Mozilla also dimmed the toolbar containing the address field by getting rid of some of the clutter built up over the years; rearranged and condensed some menus, including the main menu with three horizontal lines on the far right; and removed some notifications and reduced the screen size of others, the latter in the hope of “less jarring interruptions.”
Private browsing gets full cookie protection
The other substantial change in Firefox 89 was more to set a default than to create something from the fabric. “The popular Total Cookie Protection goes from optional strict setting to always on for private browsing,” Mozilla’s Kelly wrote in her June 1 post.
Total Cookie Protection, which Mozilla implemented in February as part of Firefox 86, limits cookies to the site where they were created, preventing tracking companies from using these cookies to follow a user’s browsing footprints from one site to another and then to another. others. . Anti-tracking technology was available from Firefox 86 onwards, but only when users set the browser’s Enhanced Tracking Protection (ETP) to “Strict”. (ETP is the general label for Alles Firefox protections).
With Firefox 89, Mozilla has extended the Total Protection against cookies by default to all private browsing windows, the mode of not recording browsing history is activated manually from the main menu (select “New private window”).
Mozilla was proud, not necessarily of the only opportunity to add Total Cookie Protection, but of everything that overridden its privacy mode. “With the addition of Total Cookie Protection, Firefox’s Private Browsing windows have the most advanced privacy protections of any major browser’s private browsing mode,” said Arthur Edelstein, Senior Product Manager for Privacy and Security, Firefox, in a Tuesday post to the Mozilla security blog.
In other parts of the browser, the “Take screenshot” function has been added to context menus, the ones that appear after clicking the right mouse button or the touchpad, for easier access. Take screenshot can also be added to the toolbar as an icon.
Shane, come back!

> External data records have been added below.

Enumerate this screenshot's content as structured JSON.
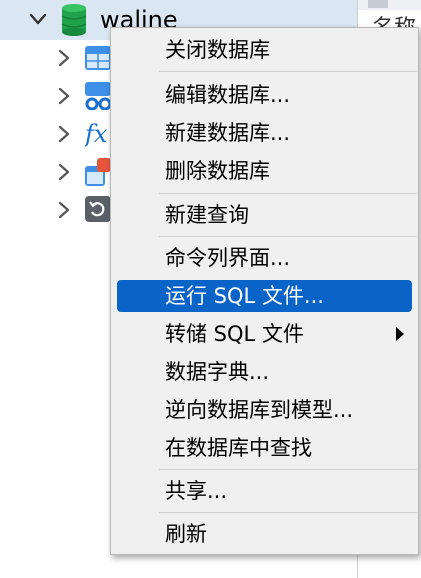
{
  "tree": {
    "database_name": "waline",
    "children": [
      {
        "icon": "tables-icon"
      },
      {
        "icon": "views-icon"
      },
      {
        "icon": "functions-icon"
      },
      {
        "icon": "queries-icon"
      },
      {
        "icon": "backups-icon"
      }
    ]
  },
  "right_pane": {
    "label": "名称"
  },
  "context_menu": {
    "items": [
      {
        "label": "关闭数据库"
      },
      {
        "label": "编辑数据库..."
      },
      {
        "label": "新建数据库..."
      },
      {
        "label": "删除数据库"
      },
      {
        "label": "新建查询"
      },
      {
        "label": "命令列界面..."
      },
      {
        "label": "运行 SQL 文件...",
        "highlighted": true
      },
      {
        "label": "转储 SQL 文件",
        "submenu": true
      },
      {
        "label": "数据字典..."
      },
      {
        "label": "逆向数据库到模型..."
      },
      {
        "label": "在数据库中查找"
      },
      {
        "label": "共享..."
      },
      {
        "label": "刷新"
      }
    ]
  },
  "colors": {
    "highlight": "#0a64c8",
    "selected_row": "#dbe6f3",
    "db_icon": "#1fa24a"
  }
}
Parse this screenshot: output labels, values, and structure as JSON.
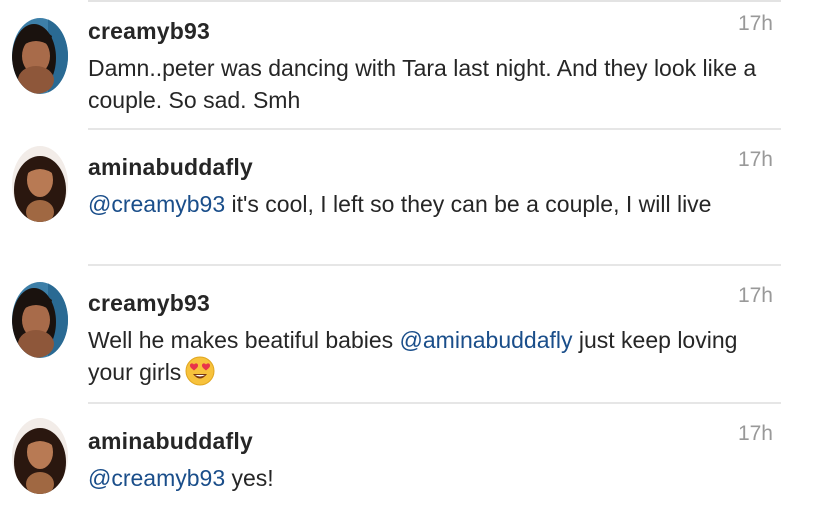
{
  "comments": [
    {
      "username": "creamyb93",
      "time": "17h",
      "text": "Damn..peter was dancing with Tara last night. And they look like a couple. So sad. Smh"
    },
    {
      "username": "aminabuddafly",
      "time": "17h",
      "mention": "@creamyb93",
      "text": " it's cool, I left so they can be a couple, I will live"
    },
    {
      "username": "creamyb93",
      "time": "17h",
      "text_before": "Well he makes beatiful babies ",
      "mention": "@aminabuddafly",
      "text_after": " just keep loving your girls",
      "emoji": "heart-eyes-emoji"
    },
    {
      "username": "aminabuddafly",
      "time": "17h",
      "mention": "@creamyb93",
      "text": " yes!"
    }
  ],
  "colors": {
    "mention": "#1a4e8a",
    "username": "#262626",
    "timestamp": "#999999",
    "divider": "#e6e6e6"
  }
}
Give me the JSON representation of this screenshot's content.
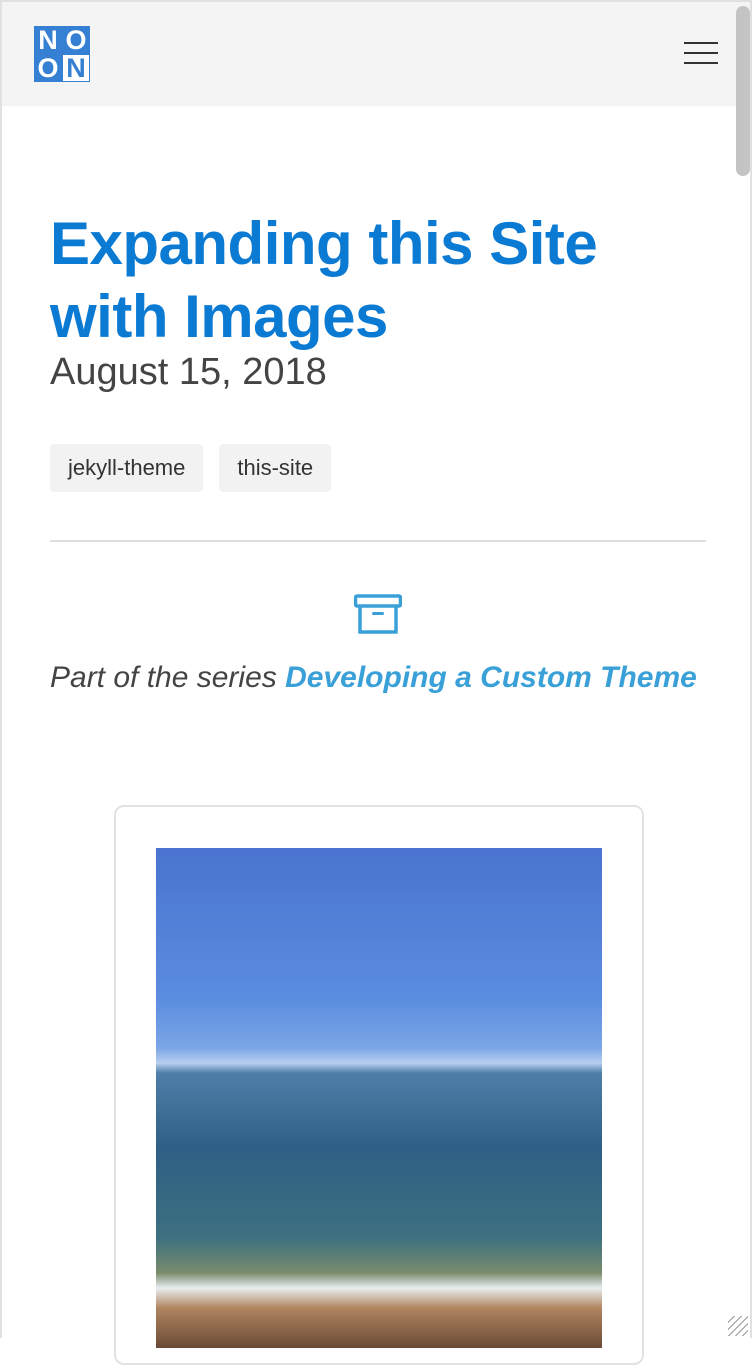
{
  "header": {
    "logo": [
      "N",
      "O",
      "O",
      "N"
    ],
    "menu_icon": "hamburger-icon"
  },
  "post": {
    "title": "Expanding this Site with Images",
    "date": "August 15, 2018",
    "tags": [
      "jekyll-theme",
      "this-site"
    ],
    "series_prefix": "Part of the series ",
    "series_link": "Developing a Custom Theme"
  },
  "colors": {
    "accent": "#0b7ad3",
    "link": "#3aa0d8",
    "logo": "#3580d3"
  }
}
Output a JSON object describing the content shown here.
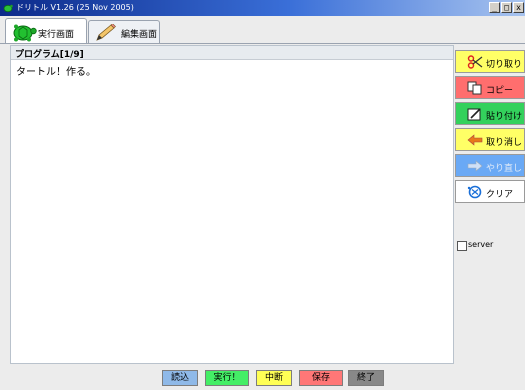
{
  "window": {
    "title": "ドリトル V1.26 (25 Nov 2005)",
    "controls": [
      "_",
      "□",
      "x"
    ]
  },
  "tabs": [
    {
      "label": "実行画面",
      "icon": "turtle-icon",
      "active": true
    },
    {
      "label": "編集画面",
      "icon": "pencil-icon",
      "active": false
    }
  ],
  "editor": {
    "header": "プログラム[1/9]",
    "content": "タートル！作る。"
  },
  "side_buttons": [
    {
      "label": "切り取り",
      "icon": "scissors-icon",
      "color": "#ffff66",
      "enabled": true
    },
    {
      "label": "コピー",
      "icon": "copy-icon",
      "color": "#ff6e6e",
      "enabled": true
    },
    {
      "label": "貼り付け",
      "icon": "paste-icon",
      "color": "#33d15c",
      "enabled": true
    },
    {
      "label": "取り消し",
      "icon": "undo-arrow-icon",
      "color": "#ffff66",
      "enabled": true
    },
    {
      "label": "やり直し",
      "icon": "redo-arrow-icon",
      "color": "#6aa9f5",
      "enabled": false
    },
    {
      "label": "クリア",
      "icon": "clear-icon",
      "color": "#ffffff",
      "enabled": true
    }
  ],
  "server_checkbox": {
    "label": "server",
    "checked": false
  },
  "bottom_buttons": [
    {
      "label": "読込",
      "color": "#8fb9e8"
    },
    {
      "label": "実行！",
      "color": "#44ee66"
    },
    {
      "label": "中断",
      "color": "#ffff55"
    },
    {
      "label": "保存",
      "color": "#ff7777"
    },
    {
      "label": "終了",
      "color": "#888888"
    }
  ]
}
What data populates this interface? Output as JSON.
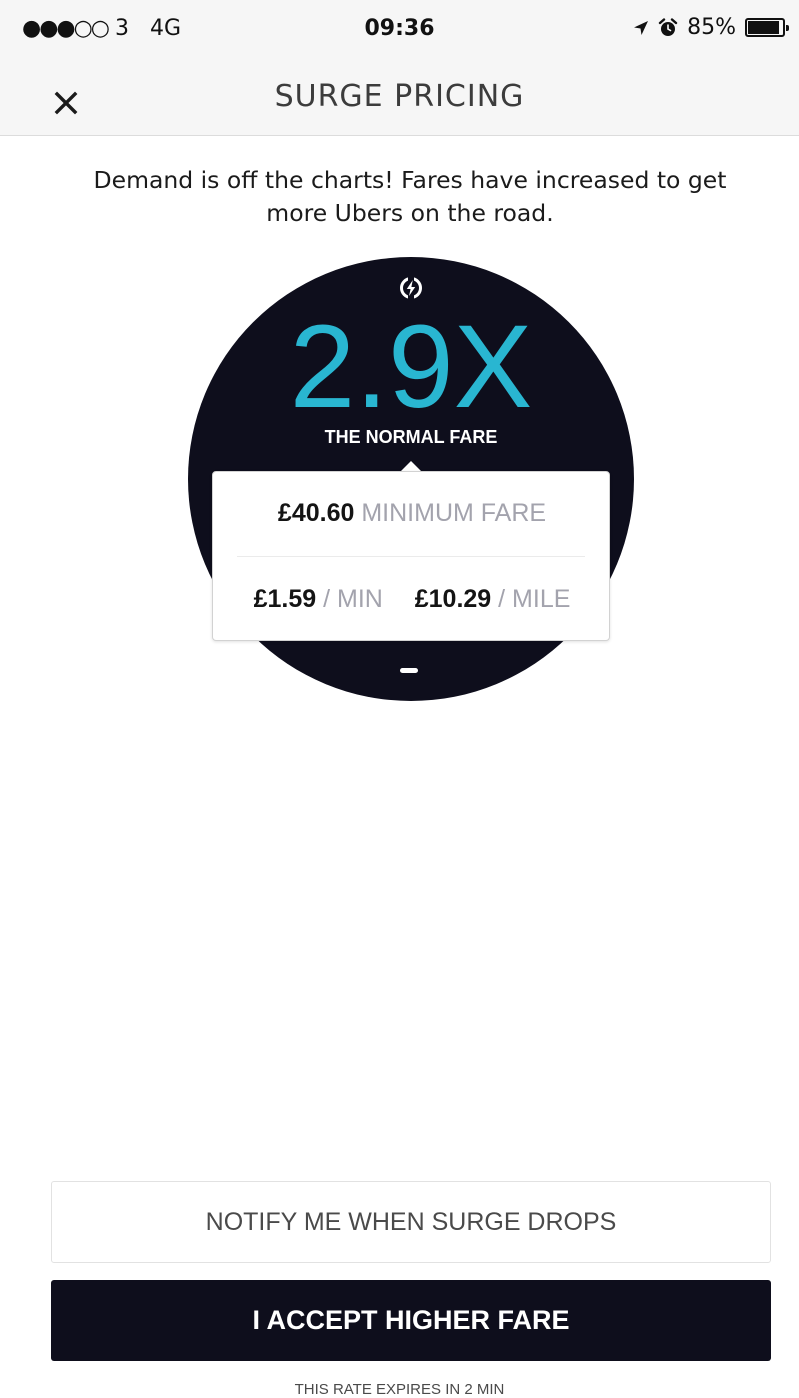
{
  "status_bar": {
    "signal": "●●●○○",
    "carrier": "3",
    "network": "4G",
    "time": "09:36",
    "battery": "85%",
    "battery_level": 0.85,
    "icons": [
      "location-arrow-icon",
      "alarm-clock-icon",
      "battery-icon"
    ]
  },
  "header": {
    "close_icon": "close-icon",
    "title": "SURGE PRICING"
  },
  "message": "Demand is off the charts! Fares have increased to get more Ubers on the road.",
  "surge": {
    "icon": "surge-bolt-icon",
    "multiplier": "2.9X",
    "caption": "THE NORMAL FARE"
  },
  "fare": {
    "minimum_amount": "£40.60",
    "minimum_label": "MINIMUM FARE",
    "per_min_amount": "£1.59",
    "per_min_label": "/ MIN",
    "per_mile_amount": "£10.29",
    "per_mile_label": "/ MILE"
  },
  "buttons": {
    "notify": "NOTIFY ME WHEN SURGE DROPS",
    "accept": "I ACCEPT HIGHER FARE"
  },
  "expiry": "THIS RATE EXPIRES IN 2 MIN",
  "colors": {
    "surge_accent": "#29b6d1",
    "dark": "#0e0e1c",
    "muted": "#a3a3ad"
  }
}
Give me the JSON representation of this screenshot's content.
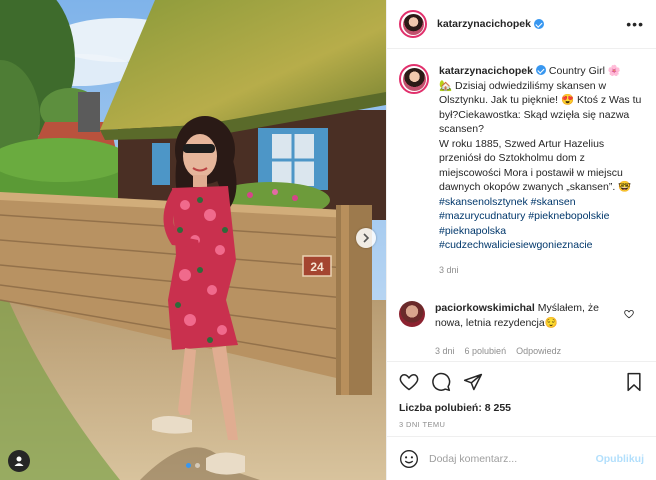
{
  "post": {
    "username": "katarzynacichopek",
    "verified": true,
    "caption_title": "Country Girl",
    "caption_title_emoji": "🌸",
    "caption_lines": [
      "🏡 Dzisiaj odwiedziliśmy skansen w Olsztynku. Jak tu pięknie! 😍 Ktoś z Was tu był?Ciekawostka: Skąd wzięła się nazwa scansen?",
      "W roku 1885, Szwed Artur Hazelius przeniósł do Sztokholmu dom z miejscowości Mora i postawił w miejscu dawnych okopów zwanych „skansen”. 🤓"
    ],
    "hashtags": [
      "#skansenolsztynek",
      "#skansen",
      "#mazurycudnatury",
      "#pieknebopolskie",
      "#pieknapolska",
      "#cudzechwaliciesiewgonieznacie"
    ],
    "caption_age": "3 dni"
  },
  "comment": {
    "username": "paciorkowskimichal",
    "text": "Myślałem, że nowa, letnia rezydencja😌",
    "age": "3 dni",
    "likes": "6 polubień",
    "reply": "Odpowiedz"
  },
  "stats": {
    "likes_label": "Liczba polubień: 8 255",
    "date": "3 DNI TEMU"
  },
  "composer": {
    "placeholder": "Dodaj komentarz...",
    "publish": "Opublikuj",
    "emoji_icon": "smiley-icon"
  },
  "photo": {
    "house_number": "24",
    "carousel_dots": 2,
    "active_dot": 1
  },
  "colors": {
    "accent": "#3897f0",
    "link": "#00376b",
    "muted": "#8e8e8e",
    "story_ring": "#e1306c"
  }
}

Mozilla couldn’t have said it more clearly: Firefox 89 was redesigned in the hopes of convincing defectors to return to the browser.
“We are always excited when a new Firefox is released, and when it comes to this major redesign, we are even more excited for you to experience it,” he wrote. “If you ever left Firefox behind, this modern approach … is designed to get you back and make it your browser of choice.”
Firefox could use a boost.
The browser’s share of the overall market, as measured by US analytics firm Net Applications, has continued to decline. (Although Net Applications announced last year that it was stopping its measurements of browser and operating system activity, it has continued to publish data.) At the end of May, Firefox’s share was 6.3%, one percentage point less than at the same time in the previous year. If that trend continues, Firefox may fall into the 5% range as early as August.
Firefox’s decline in browser sharing has been Mozilla’s most troublesome problem for years. Other attempts to reverse the trend, including the 2017 renewal issued as Firefox 57 and dubbed “Quantum”, have failed to halt the decline in share. Mozilla had also been optimistic about Quantum, and its then-new Photon UI, with one executive saying, “It’s by far the biggest update we’ve had since we released Firefox 1.0 in 2004, it’s just better in every way. . “
At the time, November 2017, the Firefox usage ratio was 11.4%, just slightly less than double what it was at the end of May 2021.
The next version of Mozilla’s browser, Firefox 90, will be released on June 29.